Top of PROVIDED RECORDS
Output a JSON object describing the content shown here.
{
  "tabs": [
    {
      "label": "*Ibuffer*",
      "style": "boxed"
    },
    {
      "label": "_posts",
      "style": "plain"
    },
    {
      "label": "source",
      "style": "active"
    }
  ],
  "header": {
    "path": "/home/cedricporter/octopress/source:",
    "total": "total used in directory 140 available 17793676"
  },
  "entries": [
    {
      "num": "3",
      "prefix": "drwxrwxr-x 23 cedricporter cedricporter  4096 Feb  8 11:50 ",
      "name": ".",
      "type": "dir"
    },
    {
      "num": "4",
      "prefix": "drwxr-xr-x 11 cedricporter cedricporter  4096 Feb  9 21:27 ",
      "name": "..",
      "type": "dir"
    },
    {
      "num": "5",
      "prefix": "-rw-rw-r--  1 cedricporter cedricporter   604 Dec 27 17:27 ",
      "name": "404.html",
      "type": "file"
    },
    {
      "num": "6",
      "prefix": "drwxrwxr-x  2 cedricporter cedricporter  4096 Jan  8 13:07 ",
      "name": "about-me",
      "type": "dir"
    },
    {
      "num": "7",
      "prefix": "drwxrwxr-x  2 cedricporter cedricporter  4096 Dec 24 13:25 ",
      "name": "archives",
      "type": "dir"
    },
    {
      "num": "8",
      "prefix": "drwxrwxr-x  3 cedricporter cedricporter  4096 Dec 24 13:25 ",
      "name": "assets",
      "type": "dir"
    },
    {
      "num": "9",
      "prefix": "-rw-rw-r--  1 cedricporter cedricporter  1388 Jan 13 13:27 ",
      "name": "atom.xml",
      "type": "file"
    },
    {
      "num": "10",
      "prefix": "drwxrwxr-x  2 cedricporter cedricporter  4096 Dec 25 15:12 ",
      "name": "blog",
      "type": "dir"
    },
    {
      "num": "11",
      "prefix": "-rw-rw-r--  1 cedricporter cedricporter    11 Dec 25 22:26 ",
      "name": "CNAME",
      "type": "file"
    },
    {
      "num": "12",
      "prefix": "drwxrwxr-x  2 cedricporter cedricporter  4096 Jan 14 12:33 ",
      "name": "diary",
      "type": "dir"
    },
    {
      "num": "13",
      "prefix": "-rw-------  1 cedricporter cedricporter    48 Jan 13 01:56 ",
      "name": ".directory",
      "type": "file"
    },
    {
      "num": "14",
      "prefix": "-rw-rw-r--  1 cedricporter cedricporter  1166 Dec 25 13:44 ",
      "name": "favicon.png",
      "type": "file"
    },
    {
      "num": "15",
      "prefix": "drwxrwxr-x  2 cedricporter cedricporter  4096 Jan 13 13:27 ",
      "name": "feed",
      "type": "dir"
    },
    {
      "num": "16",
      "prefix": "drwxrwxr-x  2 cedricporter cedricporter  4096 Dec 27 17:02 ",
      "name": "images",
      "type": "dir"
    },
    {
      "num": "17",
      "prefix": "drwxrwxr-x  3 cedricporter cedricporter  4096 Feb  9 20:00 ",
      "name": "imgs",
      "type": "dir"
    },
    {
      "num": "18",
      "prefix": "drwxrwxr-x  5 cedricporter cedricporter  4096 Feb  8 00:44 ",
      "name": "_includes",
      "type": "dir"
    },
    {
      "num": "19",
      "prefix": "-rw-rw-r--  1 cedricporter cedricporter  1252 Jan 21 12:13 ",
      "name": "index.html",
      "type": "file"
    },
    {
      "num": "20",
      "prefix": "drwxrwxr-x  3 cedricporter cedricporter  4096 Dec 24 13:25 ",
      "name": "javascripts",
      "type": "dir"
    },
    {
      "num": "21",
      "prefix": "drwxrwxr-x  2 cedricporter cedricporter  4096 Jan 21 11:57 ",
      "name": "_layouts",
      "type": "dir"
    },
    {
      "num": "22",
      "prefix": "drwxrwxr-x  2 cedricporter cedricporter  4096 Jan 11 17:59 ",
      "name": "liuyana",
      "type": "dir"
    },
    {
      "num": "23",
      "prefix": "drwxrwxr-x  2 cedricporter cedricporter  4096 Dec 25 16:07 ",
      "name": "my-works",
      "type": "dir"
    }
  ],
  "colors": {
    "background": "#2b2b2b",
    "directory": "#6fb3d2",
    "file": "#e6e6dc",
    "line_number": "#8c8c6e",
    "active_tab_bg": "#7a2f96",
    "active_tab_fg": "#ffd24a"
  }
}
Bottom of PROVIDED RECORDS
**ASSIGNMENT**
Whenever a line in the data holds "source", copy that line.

**RESPONSE BOX**
      "label": "source",
    "path": "/home/cedricporter/octopress/source:",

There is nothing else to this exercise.